4 – Get a Small Djembe Drum and Jam with Friends
Djembe drums (or any similar kind of drums) are portable, have a great sound with an African feel, and they will serve your jam both as for rhythm practice and also obviously to add rhythm to any song. It’s a win-win. Check out this full article about all the cool percussion instruments that you can get for cheap and improve your time-keeping with.
5 – “Put Your Feet to the Beat” When You Play the Guitar
You have probably noticed a lot of times when musicians bounce their feet in time with the music. This helps immensely to stay on time. It might be easier to do so while playing in a standing position. If your foot gets tired, switch to the other one. And if you want to make this even more real and fun – use a foot tambourine…
6 – Play Along to a VISUAL Metronome
“Guitar Tuna” is a good free metronome available for smartphones where you can see the beat. Play along to it while not only listening to the beat but also keep your eyes on the 1-2-3-4 “bulbs” that show you the beat – this way you engage a few senses in the time keeping mission and you’ll get a better grasp of it.
7 – Play Around with Drumming the 1&3 Beats or the 2&4 Beats
This gives you a totally different sense for the beat that will help you get on top of it. Instead of counting 1-2-3-4, focus only on the 1 and the 3. Don’t drum / count the 2&4. After a minute, switch things around – keeping the second beat and the fourth beat is actually more challenging since our “default” mindset is to pay attention to the first beat.
If you need help with understanding this, use the Guitar Tuna from above or any other visual metronome you can find, that will show you which beat is being played right now.
8 – Drum a Steady Beat with Sticks While Taking a Walk

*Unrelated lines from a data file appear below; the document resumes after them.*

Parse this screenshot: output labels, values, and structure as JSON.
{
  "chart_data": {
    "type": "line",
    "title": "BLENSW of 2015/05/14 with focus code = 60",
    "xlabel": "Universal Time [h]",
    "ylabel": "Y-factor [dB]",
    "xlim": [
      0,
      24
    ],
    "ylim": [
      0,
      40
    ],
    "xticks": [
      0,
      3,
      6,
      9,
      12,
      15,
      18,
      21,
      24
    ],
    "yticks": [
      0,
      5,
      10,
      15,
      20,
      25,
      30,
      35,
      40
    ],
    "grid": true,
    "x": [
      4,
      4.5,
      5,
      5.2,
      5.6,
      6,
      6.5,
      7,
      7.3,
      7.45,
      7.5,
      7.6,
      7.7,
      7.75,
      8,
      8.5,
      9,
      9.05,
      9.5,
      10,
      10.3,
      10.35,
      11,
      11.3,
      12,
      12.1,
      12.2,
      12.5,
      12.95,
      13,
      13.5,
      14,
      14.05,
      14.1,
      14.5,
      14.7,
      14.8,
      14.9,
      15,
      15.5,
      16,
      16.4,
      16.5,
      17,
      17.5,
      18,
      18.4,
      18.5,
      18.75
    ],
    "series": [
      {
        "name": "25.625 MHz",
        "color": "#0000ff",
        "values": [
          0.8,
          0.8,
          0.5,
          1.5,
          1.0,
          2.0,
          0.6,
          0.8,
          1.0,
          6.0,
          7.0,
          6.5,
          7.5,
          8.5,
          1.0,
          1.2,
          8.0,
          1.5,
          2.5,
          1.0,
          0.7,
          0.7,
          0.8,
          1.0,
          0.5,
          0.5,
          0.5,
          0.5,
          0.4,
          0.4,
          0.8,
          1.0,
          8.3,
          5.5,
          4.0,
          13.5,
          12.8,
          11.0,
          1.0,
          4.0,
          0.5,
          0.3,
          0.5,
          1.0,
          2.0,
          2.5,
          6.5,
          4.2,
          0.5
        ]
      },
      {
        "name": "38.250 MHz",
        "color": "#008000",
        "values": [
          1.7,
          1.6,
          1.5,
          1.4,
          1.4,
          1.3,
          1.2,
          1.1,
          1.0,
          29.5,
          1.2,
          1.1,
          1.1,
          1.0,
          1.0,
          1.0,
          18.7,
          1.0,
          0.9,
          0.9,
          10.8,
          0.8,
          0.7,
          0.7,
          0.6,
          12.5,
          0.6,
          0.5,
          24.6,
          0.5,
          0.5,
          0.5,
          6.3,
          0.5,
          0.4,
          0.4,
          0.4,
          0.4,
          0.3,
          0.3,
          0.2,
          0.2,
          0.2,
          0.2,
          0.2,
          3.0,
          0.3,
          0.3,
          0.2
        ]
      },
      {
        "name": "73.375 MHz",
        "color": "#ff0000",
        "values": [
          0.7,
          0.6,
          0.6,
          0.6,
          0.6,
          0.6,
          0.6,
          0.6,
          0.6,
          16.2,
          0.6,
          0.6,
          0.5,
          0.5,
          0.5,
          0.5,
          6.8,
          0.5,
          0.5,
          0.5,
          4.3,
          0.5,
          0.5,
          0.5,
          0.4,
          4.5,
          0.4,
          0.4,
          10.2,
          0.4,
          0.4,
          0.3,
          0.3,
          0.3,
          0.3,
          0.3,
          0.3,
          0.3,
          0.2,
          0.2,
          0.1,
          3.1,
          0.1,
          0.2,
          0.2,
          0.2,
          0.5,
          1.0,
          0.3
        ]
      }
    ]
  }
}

This also applies to any other outside activity and not only with sticks. That’s free practice time and it’s my favorite drill! For example, when you are walking the dog, pick up 2 sticks and drum like a drummer that is marking the tempo before the songs starts. Then sing, hum or whistle along to it. Do it with your favorite songs for added fun. See photo below for example.

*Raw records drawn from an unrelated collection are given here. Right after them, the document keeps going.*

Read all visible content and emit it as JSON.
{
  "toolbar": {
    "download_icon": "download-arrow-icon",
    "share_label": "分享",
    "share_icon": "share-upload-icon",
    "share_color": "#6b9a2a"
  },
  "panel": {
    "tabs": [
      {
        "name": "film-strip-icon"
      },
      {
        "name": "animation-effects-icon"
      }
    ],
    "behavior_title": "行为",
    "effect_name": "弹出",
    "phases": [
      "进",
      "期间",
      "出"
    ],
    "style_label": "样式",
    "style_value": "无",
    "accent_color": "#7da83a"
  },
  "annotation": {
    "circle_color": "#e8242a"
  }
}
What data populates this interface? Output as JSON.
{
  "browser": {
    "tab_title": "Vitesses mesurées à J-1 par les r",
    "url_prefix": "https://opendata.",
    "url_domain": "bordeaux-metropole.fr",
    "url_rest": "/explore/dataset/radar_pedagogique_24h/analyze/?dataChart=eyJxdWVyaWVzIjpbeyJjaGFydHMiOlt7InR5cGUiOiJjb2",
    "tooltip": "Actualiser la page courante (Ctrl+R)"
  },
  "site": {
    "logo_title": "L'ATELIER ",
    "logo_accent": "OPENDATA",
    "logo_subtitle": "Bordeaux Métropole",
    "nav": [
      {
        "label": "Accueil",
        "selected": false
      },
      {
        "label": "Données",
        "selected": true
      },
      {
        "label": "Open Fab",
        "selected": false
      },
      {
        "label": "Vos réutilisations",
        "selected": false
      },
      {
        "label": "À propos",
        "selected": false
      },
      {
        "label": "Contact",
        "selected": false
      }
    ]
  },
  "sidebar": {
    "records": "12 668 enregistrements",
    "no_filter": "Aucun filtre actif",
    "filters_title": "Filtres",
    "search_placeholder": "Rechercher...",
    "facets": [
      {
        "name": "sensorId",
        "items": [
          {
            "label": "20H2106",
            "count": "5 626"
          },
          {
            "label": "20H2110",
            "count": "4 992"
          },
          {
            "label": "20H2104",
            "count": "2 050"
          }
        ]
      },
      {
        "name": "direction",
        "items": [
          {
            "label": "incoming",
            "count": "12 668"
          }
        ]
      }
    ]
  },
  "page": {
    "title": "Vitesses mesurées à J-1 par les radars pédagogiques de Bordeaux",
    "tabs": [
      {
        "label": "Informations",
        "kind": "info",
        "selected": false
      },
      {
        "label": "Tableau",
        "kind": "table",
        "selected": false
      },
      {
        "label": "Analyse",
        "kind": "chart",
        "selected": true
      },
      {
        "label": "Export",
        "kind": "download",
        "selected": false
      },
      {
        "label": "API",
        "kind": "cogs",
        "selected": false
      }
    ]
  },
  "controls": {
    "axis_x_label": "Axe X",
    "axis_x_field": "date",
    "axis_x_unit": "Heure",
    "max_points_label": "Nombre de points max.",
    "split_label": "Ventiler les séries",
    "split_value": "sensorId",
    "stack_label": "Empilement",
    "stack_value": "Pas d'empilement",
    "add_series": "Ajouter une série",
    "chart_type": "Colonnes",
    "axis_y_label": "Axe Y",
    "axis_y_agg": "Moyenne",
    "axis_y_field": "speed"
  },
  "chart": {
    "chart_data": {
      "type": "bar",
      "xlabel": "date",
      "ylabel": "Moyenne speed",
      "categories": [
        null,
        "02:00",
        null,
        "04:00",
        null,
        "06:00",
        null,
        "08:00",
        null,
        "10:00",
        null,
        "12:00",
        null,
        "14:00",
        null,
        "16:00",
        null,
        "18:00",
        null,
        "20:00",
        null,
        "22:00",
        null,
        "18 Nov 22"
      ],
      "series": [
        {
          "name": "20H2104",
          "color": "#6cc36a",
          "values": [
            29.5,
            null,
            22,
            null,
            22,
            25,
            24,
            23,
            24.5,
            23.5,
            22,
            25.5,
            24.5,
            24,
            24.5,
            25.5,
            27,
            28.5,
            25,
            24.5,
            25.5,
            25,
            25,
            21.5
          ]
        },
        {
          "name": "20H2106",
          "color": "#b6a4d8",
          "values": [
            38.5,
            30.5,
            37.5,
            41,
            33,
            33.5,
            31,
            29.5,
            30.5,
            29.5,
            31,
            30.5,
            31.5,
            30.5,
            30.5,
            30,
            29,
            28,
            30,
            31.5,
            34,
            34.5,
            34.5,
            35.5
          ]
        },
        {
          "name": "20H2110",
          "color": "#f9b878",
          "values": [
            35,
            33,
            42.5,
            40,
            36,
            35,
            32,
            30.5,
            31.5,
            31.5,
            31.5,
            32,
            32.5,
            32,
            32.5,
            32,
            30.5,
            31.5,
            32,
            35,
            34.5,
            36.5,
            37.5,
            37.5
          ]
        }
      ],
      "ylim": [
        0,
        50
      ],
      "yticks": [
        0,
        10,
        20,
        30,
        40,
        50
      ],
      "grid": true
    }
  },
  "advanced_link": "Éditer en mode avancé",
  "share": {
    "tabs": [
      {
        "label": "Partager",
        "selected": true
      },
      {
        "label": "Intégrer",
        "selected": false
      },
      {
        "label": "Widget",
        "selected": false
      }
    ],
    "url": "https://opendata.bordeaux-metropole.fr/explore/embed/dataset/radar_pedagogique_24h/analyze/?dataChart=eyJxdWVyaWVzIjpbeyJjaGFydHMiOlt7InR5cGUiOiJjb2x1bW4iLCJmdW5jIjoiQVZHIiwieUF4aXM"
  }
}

9 – Play Around with a “Tap Metronome”
“Tap metronomes” are those metronomes that you “tap” your finger to the button and they tell you the BPM (Beats per minute) in which you were tapping. So for example set the metronome for 60 BPM and then try to recreate that yourself as accurately as close as possible to the 60 BPM mark. Aim for an accuracy of at least 90%. Gradually increase the speed over the next days. Two apps I know that let you do that are Guitar Tuna and Tap Metronome by Dan Soper.
10 – Train Yourself to Identify Different Time Signatures
4/4 is definitely the most common time signature that we are used to hearing the most, but out there are also 2/4, 3/4, 6/8, 7/8, 12/8 and more. Here is a list of songs (with their videos) which have some odd time signatures to get your ears opened up a bit… Try to count the beats to find the time signature.
11 – Remember to Keep Your Rhythmic Independence When Jammin‘ with Other People
This one is extremely important. You should get used to not counting on anyone besides yourself, even if your drummer slows down a beat, or the singer is rushing, remember to not follow along and keep following your INNER beat. This is a common mistake. Just keep playing to your own steady beat and people will follow back into the correct tempo.
That’s it for today. Musical rhythm is not an easy thing to develop but it is still far easier than developing other skills such as obtaining theory and instrumental technique that by themselves take years and years. Fortunately, with a sense of time – once you set your aims at it, you can get to a very proficient level that is way above the average and will make a huge improvement in the way you sound, and you can do it relatively quickly.
Thanks for reading. Peace & have fun working your musical rhythm and time keeping skills!